■ **Problem to work on**
In the records below, some lines hold the word "packs". Copy each of those lines.

Website and app data records
=== Begin Enclosure ===

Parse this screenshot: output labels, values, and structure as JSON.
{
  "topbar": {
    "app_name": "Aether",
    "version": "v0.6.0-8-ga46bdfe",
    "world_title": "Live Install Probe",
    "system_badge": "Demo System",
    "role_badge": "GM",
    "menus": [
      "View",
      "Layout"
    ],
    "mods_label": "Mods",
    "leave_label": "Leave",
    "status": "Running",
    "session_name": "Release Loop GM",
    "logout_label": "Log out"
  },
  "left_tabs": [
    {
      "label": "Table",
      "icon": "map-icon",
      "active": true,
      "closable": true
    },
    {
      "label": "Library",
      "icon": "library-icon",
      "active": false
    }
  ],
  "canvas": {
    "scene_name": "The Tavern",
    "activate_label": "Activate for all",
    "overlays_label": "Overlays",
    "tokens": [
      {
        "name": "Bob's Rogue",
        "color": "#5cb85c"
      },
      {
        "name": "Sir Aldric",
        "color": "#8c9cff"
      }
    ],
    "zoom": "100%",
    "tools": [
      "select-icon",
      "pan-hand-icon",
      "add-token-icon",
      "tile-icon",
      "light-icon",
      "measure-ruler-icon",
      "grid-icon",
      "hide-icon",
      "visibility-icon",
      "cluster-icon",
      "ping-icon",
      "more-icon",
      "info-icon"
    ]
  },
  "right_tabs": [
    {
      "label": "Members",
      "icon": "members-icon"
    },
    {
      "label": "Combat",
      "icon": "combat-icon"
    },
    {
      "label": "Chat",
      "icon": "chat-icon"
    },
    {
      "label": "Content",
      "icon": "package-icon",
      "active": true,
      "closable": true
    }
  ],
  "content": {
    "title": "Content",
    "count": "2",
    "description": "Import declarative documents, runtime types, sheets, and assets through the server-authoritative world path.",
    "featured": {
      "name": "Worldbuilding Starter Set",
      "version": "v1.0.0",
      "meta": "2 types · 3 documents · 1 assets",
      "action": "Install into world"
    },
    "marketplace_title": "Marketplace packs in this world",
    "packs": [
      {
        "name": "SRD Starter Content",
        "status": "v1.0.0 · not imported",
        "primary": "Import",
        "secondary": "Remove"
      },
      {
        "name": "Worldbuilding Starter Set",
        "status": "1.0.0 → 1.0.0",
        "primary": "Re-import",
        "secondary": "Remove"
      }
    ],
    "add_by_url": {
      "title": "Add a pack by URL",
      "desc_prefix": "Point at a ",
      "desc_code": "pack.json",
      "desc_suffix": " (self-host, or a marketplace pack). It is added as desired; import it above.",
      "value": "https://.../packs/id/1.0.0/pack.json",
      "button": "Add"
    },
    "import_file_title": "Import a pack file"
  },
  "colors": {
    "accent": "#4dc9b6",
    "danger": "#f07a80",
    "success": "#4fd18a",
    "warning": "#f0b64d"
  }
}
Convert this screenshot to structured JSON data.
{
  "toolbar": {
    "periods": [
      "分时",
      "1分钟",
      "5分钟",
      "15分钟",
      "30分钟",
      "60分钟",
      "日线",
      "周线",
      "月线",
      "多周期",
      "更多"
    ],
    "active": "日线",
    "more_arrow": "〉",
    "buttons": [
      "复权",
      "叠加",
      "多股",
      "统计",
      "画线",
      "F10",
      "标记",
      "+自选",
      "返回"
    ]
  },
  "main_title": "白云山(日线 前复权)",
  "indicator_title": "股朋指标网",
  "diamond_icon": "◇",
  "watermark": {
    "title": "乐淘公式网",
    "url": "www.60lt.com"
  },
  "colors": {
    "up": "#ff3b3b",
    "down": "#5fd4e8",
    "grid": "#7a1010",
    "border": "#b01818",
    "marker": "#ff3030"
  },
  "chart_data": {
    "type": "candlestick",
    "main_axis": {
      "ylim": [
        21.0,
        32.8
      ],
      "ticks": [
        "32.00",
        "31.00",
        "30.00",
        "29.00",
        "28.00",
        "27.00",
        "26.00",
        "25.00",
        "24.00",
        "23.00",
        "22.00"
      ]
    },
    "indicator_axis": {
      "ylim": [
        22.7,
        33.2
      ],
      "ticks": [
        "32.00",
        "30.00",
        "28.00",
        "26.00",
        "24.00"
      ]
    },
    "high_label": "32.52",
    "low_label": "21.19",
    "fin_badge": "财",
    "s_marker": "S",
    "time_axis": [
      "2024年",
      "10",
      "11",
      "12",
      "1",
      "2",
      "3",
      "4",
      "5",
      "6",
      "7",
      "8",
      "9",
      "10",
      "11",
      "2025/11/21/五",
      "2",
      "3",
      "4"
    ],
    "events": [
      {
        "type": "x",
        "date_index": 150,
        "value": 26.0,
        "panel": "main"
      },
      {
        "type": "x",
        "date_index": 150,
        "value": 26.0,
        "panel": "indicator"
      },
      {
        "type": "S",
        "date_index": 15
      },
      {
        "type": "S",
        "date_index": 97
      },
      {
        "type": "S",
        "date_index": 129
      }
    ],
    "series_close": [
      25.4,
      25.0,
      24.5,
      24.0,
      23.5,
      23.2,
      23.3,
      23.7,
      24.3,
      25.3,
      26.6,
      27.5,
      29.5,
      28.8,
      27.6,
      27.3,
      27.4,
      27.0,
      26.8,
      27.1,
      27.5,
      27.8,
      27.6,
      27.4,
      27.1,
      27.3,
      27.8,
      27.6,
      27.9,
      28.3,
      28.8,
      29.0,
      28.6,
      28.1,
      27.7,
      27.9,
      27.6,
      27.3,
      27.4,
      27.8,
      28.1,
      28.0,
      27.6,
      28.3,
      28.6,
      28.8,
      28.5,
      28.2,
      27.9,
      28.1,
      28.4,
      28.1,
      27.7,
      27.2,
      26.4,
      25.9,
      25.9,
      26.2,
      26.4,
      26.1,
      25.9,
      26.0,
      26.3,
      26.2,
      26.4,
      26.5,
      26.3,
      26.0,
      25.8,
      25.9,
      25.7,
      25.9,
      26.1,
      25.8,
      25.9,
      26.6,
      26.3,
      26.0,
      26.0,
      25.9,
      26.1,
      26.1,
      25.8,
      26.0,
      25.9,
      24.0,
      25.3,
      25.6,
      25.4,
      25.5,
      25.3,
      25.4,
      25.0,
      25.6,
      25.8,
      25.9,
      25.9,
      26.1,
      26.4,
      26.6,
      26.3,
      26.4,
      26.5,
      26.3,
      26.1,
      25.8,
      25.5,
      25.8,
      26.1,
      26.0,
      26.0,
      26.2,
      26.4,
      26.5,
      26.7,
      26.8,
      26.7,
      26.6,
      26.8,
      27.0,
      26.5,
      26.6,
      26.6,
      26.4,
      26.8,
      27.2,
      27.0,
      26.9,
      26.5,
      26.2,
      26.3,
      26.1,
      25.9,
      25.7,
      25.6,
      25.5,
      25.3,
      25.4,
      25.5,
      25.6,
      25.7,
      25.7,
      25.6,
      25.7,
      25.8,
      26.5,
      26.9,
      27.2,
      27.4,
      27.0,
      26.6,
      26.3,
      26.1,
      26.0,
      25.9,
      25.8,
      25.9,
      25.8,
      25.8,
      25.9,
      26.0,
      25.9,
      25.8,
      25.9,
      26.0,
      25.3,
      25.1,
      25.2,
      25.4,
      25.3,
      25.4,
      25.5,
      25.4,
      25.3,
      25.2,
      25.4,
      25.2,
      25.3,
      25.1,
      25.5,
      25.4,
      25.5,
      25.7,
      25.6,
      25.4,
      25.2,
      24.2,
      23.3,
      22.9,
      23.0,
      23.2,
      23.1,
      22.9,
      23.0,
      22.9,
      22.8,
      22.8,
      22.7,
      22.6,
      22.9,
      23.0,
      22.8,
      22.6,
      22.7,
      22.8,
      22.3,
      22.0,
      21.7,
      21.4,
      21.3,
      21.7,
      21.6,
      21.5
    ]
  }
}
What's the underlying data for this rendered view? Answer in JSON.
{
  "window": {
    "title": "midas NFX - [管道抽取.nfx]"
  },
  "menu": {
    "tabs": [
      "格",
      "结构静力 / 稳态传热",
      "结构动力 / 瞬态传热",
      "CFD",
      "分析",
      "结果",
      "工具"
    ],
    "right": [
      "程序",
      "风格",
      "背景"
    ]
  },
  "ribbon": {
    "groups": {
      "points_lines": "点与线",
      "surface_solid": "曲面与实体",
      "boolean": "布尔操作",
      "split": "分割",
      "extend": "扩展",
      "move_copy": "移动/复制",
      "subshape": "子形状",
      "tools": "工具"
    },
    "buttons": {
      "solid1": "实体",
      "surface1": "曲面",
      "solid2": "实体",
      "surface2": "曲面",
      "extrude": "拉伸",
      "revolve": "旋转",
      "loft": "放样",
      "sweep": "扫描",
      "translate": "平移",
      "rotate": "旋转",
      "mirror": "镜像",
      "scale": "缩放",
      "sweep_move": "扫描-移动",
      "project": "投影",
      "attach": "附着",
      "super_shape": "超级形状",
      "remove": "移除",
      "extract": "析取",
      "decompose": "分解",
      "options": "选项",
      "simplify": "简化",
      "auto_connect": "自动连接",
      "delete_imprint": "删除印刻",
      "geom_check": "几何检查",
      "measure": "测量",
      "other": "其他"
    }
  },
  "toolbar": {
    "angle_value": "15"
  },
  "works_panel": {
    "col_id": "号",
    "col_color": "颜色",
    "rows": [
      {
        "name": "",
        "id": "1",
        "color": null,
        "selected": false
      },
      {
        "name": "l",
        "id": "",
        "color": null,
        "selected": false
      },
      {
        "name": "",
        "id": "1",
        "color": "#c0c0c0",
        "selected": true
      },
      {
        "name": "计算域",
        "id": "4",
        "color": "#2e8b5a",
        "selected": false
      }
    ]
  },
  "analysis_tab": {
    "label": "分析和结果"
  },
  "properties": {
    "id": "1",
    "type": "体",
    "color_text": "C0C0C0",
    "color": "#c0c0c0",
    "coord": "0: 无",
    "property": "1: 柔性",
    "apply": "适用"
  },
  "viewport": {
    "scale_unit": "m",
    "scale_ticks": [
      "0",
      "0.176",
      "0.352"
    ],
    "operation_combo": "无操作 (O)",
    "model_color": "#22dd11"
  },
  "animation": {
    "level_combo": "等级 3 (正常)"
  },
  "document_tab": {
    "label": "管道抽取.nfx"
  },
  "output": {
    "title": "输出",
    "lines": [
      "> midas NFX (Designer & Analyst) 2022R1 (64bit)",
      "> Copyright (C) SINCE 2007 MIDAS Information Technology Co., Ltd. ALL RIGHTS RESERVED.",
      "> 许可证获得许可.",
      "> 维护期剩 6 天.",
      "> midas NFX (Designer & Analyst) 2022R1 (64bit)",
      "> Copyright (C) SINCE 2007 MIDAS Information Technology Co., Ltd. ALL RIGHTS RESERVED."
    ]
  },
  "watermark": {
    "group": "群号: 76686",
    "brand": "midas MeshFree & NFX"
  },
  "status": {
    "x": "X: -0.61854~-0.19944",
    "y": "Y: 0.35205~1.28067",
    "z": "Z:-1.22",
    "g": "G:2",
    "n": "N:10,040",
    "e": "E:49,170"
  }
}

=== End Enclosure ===

■ **Solution for this problem**
    "marketplace_title": "Marketplace packs in this world",
    "packs": [
      "value": "https://.../packs/id/1.0.0/pack.json",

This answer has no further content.